Gastric motility is controlled by slow waves. In general, the activation of the ATP-sensitive K+ (KATP) channels in the smooth muscle opposes the membrane excitability and produces relaxation. Since metabolic inhibition and/or diabetes mellitus are accompanied by dysfunctions of gastric smooth muscle, we examined the possible roles of KATP channels in human gastric motility. We used human gastric corpus and antrum smooth muscle preparations and recorded the mechanical activities with a conventional contractile measuring system. We also identified the subunits of the KATP channels using Western blot. Pinacidil (10 μM), a KATP channel opener, suppressed contractions to 30% (basal tone to -0.2 g) of the control. The inhibitory effect of pinacidil on contraction was reversed to 59% of the control by glibenclamide (20 μM), a KATP channel blocker. The relaxation by pinacidil was not affected by a pretreatment with L-arginine methyl ester, tetraethylammonium, or 4-aminopyridine. Pinacidil also inhibited the acetylcholine (ACh)-induced tonic and phasic contractions in a glibenclamide-sensitive manner (42% and 6% of the control, respectively). Other KATP channel openers such as diazoxide, cromakalim and nicorandil also inhibited the spontaneous and ACh-induced contractions. Calcitonin gene-related peptide (CGRP), a gastric neuropeptide, induced muscle relaxation by the activation of KATP channels in human gastric smooth muscle. Finally, we have found with Western blot studies, that human gastric smooth muscle expressed KATP channels which were composed of Kir 6.2 and SUR2B subunits.

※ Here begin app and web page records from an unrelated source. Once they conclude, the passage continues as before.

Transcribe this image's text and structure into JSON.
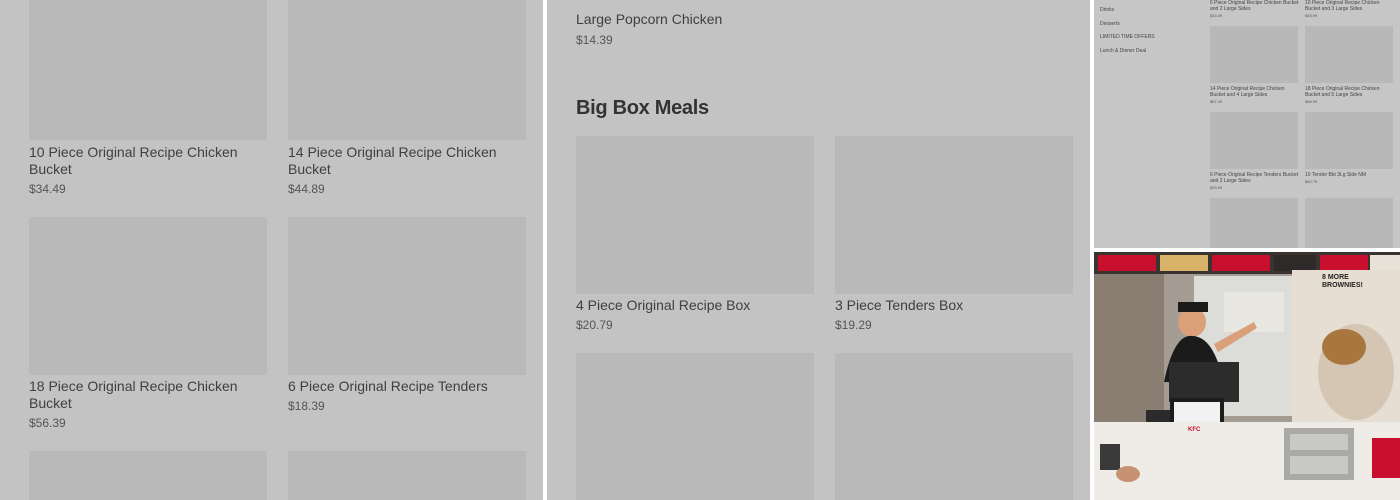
{
  "panel_a": {
    "items": [
      {
        "name": "10 Piece Original Recipe Chicken Bucket",
        "price": "$34.49"
      },
      {
        "name": "14 Piece Original Recipe Chicken Bucket",
        "price": "$44.89"
      },
      {
        "name": "18 Piece Original Recipe Chicken Bucket",
        "price": "$56.39"
      },
      {
        "name": "6 Piece Original Recipe Tenders",
        "price": "$18.39"
      }
    ]
  },
  "panel_b": {
    "top_item": {
      "name": "Large Popcorn Chicken",
      "price": "$14.39"
    },
    "section_title": "Big Box Meals",
    "items": [
      {
        "name": "4 Piece Original Recipe Box",
        "price": "$20.79"
      },
      {
        "name": "3 Piece Tenders Box",
        "price": "$19.29"
      }
    ]
  },
  "panel_c": {
    "sidebar": [
      "Drinks",
      "Desserts",
      "LIMITED TIME OFFERS",
      "Lunch & Dinner Deal"
    ],
    "items": [
      {
        "name": "6 Piece Original Recipe Chicken Bucket and 2 Large Sides",
        "price": "$34.49"
      },
      {
        "name": "10 Piece Original Recipe Chicken Bucket and 3 Large Sides",
        "price": "$45.99"
      },
      {
        "name": "14 Piece Original Recipe Chicken Bucket and 4 Large Sides",
        "price": "$57.49"
      },
      {
        "name": "18 Piece Original Recipe Chicken Bucket and 5 Large Sides",
        "price": "$68.99"
      },
      {
        "name": "6 Piece Original Recipe Tenders Bucket and 2 Large Sides",
        "price": "$29.69"
      },
      {
        "name": "10 Tender Bkt 3Lg Side NM",
        "price": "$40.79"
      }
    ]
  },
  "panel_d": {
    "promo_text": "8 MORE BROWNIES!",
    "kiosk_brand": "KFC"
  },
  "colors": {
    "overlay_gray": "#c3c3c3",
    "thumb_gray": "#b9b9b9",
    "kfc_red": "#c8102e"
  }
}
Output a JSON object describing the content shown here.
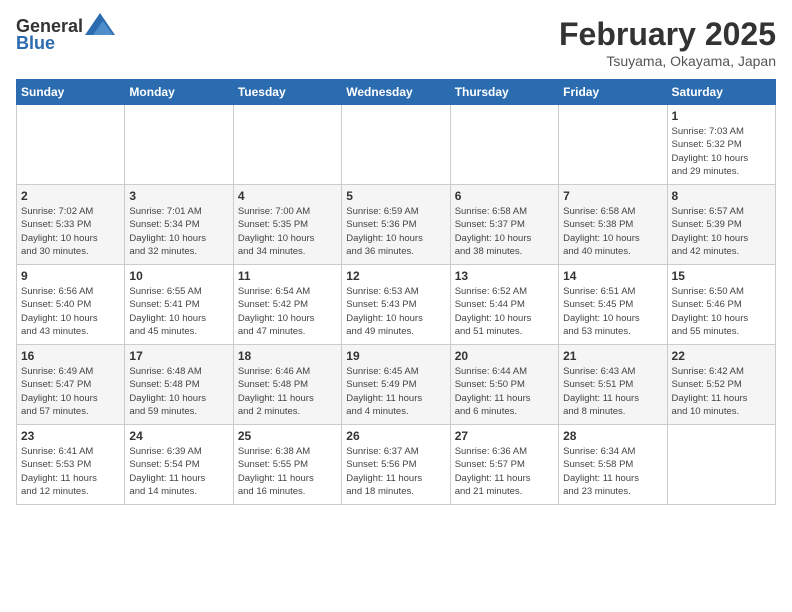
{
  "header": {
    "logo_general": "General",
    "logo_blue": "Blue",
    "month": "February 2025",
    "location": "Tsuyama, Okayama, Japan"
  },
  "days_of_week": [
    "Sunday",
    "Monday",
    "Tuesday",
    "Wednesday",
    "Thursday",
    "Friday",
    "Saturday"
  ],
  "weeks": [
    [
      {
        "day": "",
        "info": ""
      },
      {
        "day": "",
        "info": ""
      },
      {
        "day": "",
        "info": ""
      },
      {
        "day": "",
        "info": ""
      },
      {
        "day": "",
        "info": ""
      },
      {
        "day": "",
        "info": ""
      },
      {
        "day": "1",
        "info": "Sunrise: 7:03 AM\nSunset: 5:32 PM\nDaylight: 10 hours\nand 29 minutes."
      }
    ],
    [
      {
        "day": "2",
        "info": "Sunrise: 7:02 AM\nSunset: 5:33 PM\nDaylight: 10 hours\nand 30 minutes."
      },
      {
        "day": "3",
        "info": "Sunrise: 7:01 AM\nSunset: 5:34 PM\nDaylight: 10 hours\nand 32 minutes."
      },
      {
        "day": "4",
        "info": "Sunrise: 7:00 AM\nSunset: 5:35 PM\nDaylight: 10 hours\nand 34 minutes."
      },
      {
        "day": "5",
        "info": "Sunrise: 6:59 AM\nSunset: 5:36 PM\nDaylight: 10 hours\nand 36 minutes."
      },
      {
        "day": "6",
        "info": "Sunrise: 6:58 AM\nSunset: 5:37 PM\nDaylight: 10 hours\nand 38 minutes."
      },
      {
        "day": "7",
        "info": "Sunrise: 6:58 AM\nSunset: 5:38 PM\nDaylight: 10 hours\nand 40 minutes."
      },
      {
        "day": "8",
        "info": "Sunrise: 6:57 AM\nSunset: 5:39 PM\nDaylight: 10 hours\nand 42 minutes."
      }
    ],
    [
      {
        "day": "9",
        "info": "Sunrise: 6:56 AM\nSunset: 5:40 PM\nDaylight: 10 hours\nand 43 minutes."
      },
      {
        "day": "10",
        "info": "Sunrise: 6:55 AM\nSunset: 5:41 PM\nDaylight: 10 hours\nand 45 minutes."
      },
      {
        "day": "11",
        "info": "Sunrise: 6:54 AM\nSunset: 5:42 PM\nDaylight: 10 hours\nand 47 minutes."
      },
      {
        "day": "12",
        "info": "Sunrise: 6:53 AM\nSunset: 5:43 PM\nDaylight: 10 hours\nand 49 minutes."
      },
      {
        "day": "13",
        "info": "Sunrise: 6:52 AM\nSunset: 5:44 PM\nDaylight: 10 hours\nand 51 minutes."
      },
      {
        "day": "14",
        "info": "Sunrise: 6:51 AM\nSunset: 5:45 PM\nDaylight: 10 hours\nand 53 minutes."
      },
      {
        "day": "15",
        "info": "Sunrise: 6:50 AM\nSunset: 5:46 PM\nDaylight: 10 hours\nand 55 minutes."
      }
    ],
    [
      {
        "day": "16",
        "info": "Sunrise: 6:49 AM\nSunset: 5:47 PM\nDaylight: 10 hours\nand 57 minutes."
      },
      {
        "day": "17",
        "info": "Sunrise: 6:48 AM\nSunset: 5:48 PM\nDaylight: 10 hours\nand 59 minutes."
      },
      {
        "day": "18",
        "info": "Sunrise: 6:46 AM\nSunset: 5:48 PM\nDaylight: 11 hours\nand 2 minutes."
      },
      {
        "day": "19",
        "info": "Sunrise: 6:45 AM\nSunset: 5:49 PM\nDaylight: 11 hours\nand 4 minutes."
      },
      {
        "day": "20",
        "info": "Sunrise: 6:44 AM\nSunset: 5:50 PM\nDaylight: 11 hours\nand 6 minutes."
      },
      {
        "day": "21",
        "info": "Sunrise: 6:43 AM\nSunset: 5:51 PM\nDaylight: 11 hours\nand 8 minutes."
      },
      {
        "day": "22",
        "info": "Sunrise: 6:42 AM\nSunset: 5:52 PM\nDaylight: 11 hours\nand 10 minutes."
      }
    ],
    [
      {
        "day": "23",
        "info": "Sunrise: 6:41 AM\nSunset: 5:53 PM\nDaylight: 11 hours\nand 12 minutes."
      },
      {
        "day": "24",
        "info": "Sunrise: 6:39 AM\nSunset: 5:54 PM\nDaylight: 11 hours\nand 14 minutes."
      },
      {
        "day": "25",
        "info": "Sunrise: 6:38 AM\nSunset: 5:55 PM\nDaylight: 11 hours\nand 16 minutes."
      },
      {
        "day": "26",
        "info": "Sunrise: 6:37 AM\nSunset: 5:56 PM\nDaylight: 11 hours\nand 18 minutes."
      },
      {
        "day": "27",
        "info": "Sunrise: 6:36 AM\nSunset: 5:57 PM\nDaylight: 11 hours\nand 21 minutes."
      },
      {
        "day": "28",
        "info": "Sunrise: 6:34 AM\nSunset: 5:58 PM\nDaylight: 11 hours\nand 23 minutes."
      },
      {
        "day": "",
        "info": ""
      }
    ]
  ]
}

Keywords: ATP-sensitive K+ (KATP) channel; CGRP; gastric antrum and corpus; human stomach.